Making heat maps with spreadsheets have a lot of neat ways to graph things, but there’s one common type of graph that you won’t find on the built-in list: heat maps.

Most people are used to the idea of heat maps, if not the name. One example is the colored maps you see on weather reports, where the redder an area is, the hotter it is. Although these same visualizations are used to depict things other than heat, such as humidity, precipitation, crime rates, and so on, the type of visualization is called a heat map.

Even though it’s not a built-in function, it’s pretty easy to get modern versions of Excel to make one for you, and possible to other spreadsheet programs do so as well, although somewhat more tediously and therefore less precisely. All you have to do is take advantage of conditional formatting. Continue reading Making heat maps with spreadsheets

Tracking greeting cards

By Serjmooradian at en.wikipedia [Public domain], from Wikimedia Commons Another useful little holiday tool I’ve developed is a card tracker. If you’re of the school of manners that says you shouldn’t send the same greeting card to the same person two years in a row, or to two people who are likely to visit each others’ houses, then you’re faced with the question of what to do with any leftovers. You can throw them away, you can try to give them away, you can try to find some other crafty re-use for them, or you can try to track who you sent each one to with some sort of inventory. Continue reading Tracking greeting cards

Holiday gift lists

By Bart Kelsey (SuperTuxKart) [CC-BY-SA-3.0 (], via Wikimedia Commons

Time to get back to the basics after that long foray into complex formulas, and there’s not much more basic than inventories. And, given the time of year, I thought it might be good to discuss gift lists.

While I’m pretty good at organizing things, especially non-physical things like information, I’m pretty bad at remembering things. I can’t even remember everything I’ve got sitting in a draw to give to people this year, much less what I gave people last year. And the year before that? Hah.

So I try to keep an inventory of what I’ve given to various people, at various points. That way I don’t wind up looking at books in a series and thinking “Did I give him 7 and 8 last year, or was it 8 and 9?” or at t-shirts thinking “Did I already give her one with this design? I remember thinking she’d like it…”

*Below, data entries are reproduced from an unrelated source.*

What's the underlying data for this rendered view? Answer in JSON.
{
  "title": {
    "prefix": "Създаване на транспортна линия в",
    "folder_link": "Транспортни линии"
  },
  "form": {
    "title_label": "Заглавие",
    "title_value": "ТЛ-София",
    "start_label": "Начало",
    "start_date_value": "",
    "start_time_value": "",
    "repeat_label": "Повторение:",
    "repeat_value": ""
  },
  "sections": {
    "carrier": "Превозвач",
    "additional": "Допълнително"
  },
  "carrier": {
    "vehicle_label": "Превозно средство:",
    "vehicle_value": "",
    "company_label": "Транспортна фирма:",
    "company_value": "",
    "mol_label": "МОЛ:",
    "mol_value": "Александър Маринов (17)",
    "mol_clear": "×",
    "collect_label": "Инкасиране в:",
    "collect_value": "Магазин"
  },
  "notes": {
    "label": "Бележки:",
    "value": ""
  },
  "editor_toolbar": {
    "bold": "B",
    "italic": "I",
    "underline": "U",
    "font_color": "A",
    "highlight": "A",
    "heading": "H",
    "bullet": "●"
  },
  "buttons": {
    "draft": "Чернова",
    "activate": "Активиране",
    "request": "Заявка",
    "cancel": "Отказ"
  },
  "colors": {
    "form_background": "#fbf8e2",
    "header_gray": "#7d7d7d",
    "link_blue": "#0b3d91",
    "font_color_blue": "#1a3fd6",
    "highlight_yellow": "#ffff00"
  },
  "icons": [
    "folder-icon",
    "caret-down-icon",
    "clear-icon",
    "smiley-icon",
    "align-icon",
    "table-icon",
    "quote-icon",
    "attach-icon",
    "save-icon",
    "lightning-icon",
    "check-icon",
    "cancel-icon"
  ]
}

In my opinion, for a gift inventory you just need one header row, and one or two header columns. The row has the years, the first column has the person, and the second (optional) column has the holiday type. For example:

Person Event 2009 2010 2011 2012 2013
Mom Xmas
Dad Xmas
Brother Xmas
Sister-in-law Xmas
Nephew Xmas
Nephew Bday

In this example all the adult members of the family get Christmas gifts, but the nephew (still a child) gets both Christmas and birthday gifts.

There are several advantages to doing this in a spreadsheet instead of a a word processor. First, when you’re looking for a particular person, you only have to look through the names, not the lists of gifts. Second, when there get to be too many years of gifts, you can freeze columns. And third, it makes it a whole lot easier to see if, perhaps, you gave that same give to their sibling or someone else they’re likely to know, in a previous year.